ISIS, retreating before an advance by Kurdish-led forces in northern Syria, launched a new attack on the Kurdish town of Kobani June 25, with a wave of at least three car bombs as well as random shootings of inhabitants, leaving 45 civilians dead. "Groups of ISIS fighters are driving around Kobani's alleys and streets killing civilians," a local Kurdish commander told Rudaw news agency. CNN said ISIS militants disguised as Kurdish fighters infiltrated the town. Eyewitnesses said some gunmen spoke Kurdish and knocked on doors telling locals to come out. "People rushed out and were killed," one resident said.
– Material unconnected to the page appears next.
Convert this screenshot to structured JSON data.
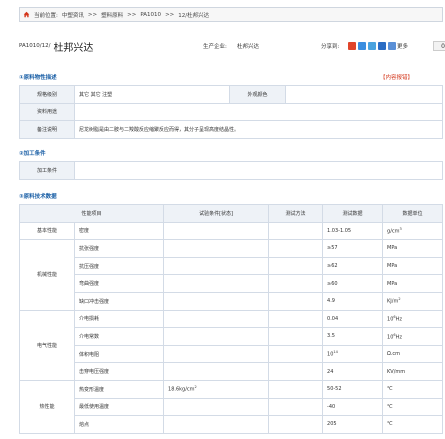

Al Jazeera also reported that ISIS fighters were wearing Kurdish and Free Syrian Army uniforms. Kobani was liberated from an ISIS siege in January after months of heavy fighting. The town became a powerful symbol of resistance, some calling it the "Kurdish Stalingrad."
The UN Independent International Commission of Inquiry on the Syrian Arab Republic released a report June 23 stating that both government and rebel forces are targeting civilians in Syria's civil war. The report finds: "Indiscriminate attacks on civilian-inhabited areas are committed across Syria by most, if not all, of the warring parties. The Government, with its superior firepower and control of the skies, inflicts the most damage in its indiscriminate attacks on cities, towns, villages and neighbourhoods not under its control. Non-State armed groups continue to launch attacks on Government-held localities, usually from nearby ground positions, causing civilian deaths and injuries." It also states: "New reports were received of the use of chlorine and/or phosgene gas during attacks on the towns in Idlib governorate, including Saraqib, Sarmin, and Idlib city, in March and April 2015. These incidents are currently under investigation."
A Bahraini court June 16 sentenced prominent Shi'ite leader Sheikh Ali Salman (official profile) to four years in prison for insulting the Interior Ministry, inciting others to break the law, and inciting hatred against Sunnis. Salman, secretary-general of al-Wefaq political opposition group, was arrested in late December for speeches made between 2012 and 2014. Salman was found not guilty of inciting violence and calling for the overthrow of the monarch. Had he been convicted for those offenses, Salman could have faced a life sentence in prison.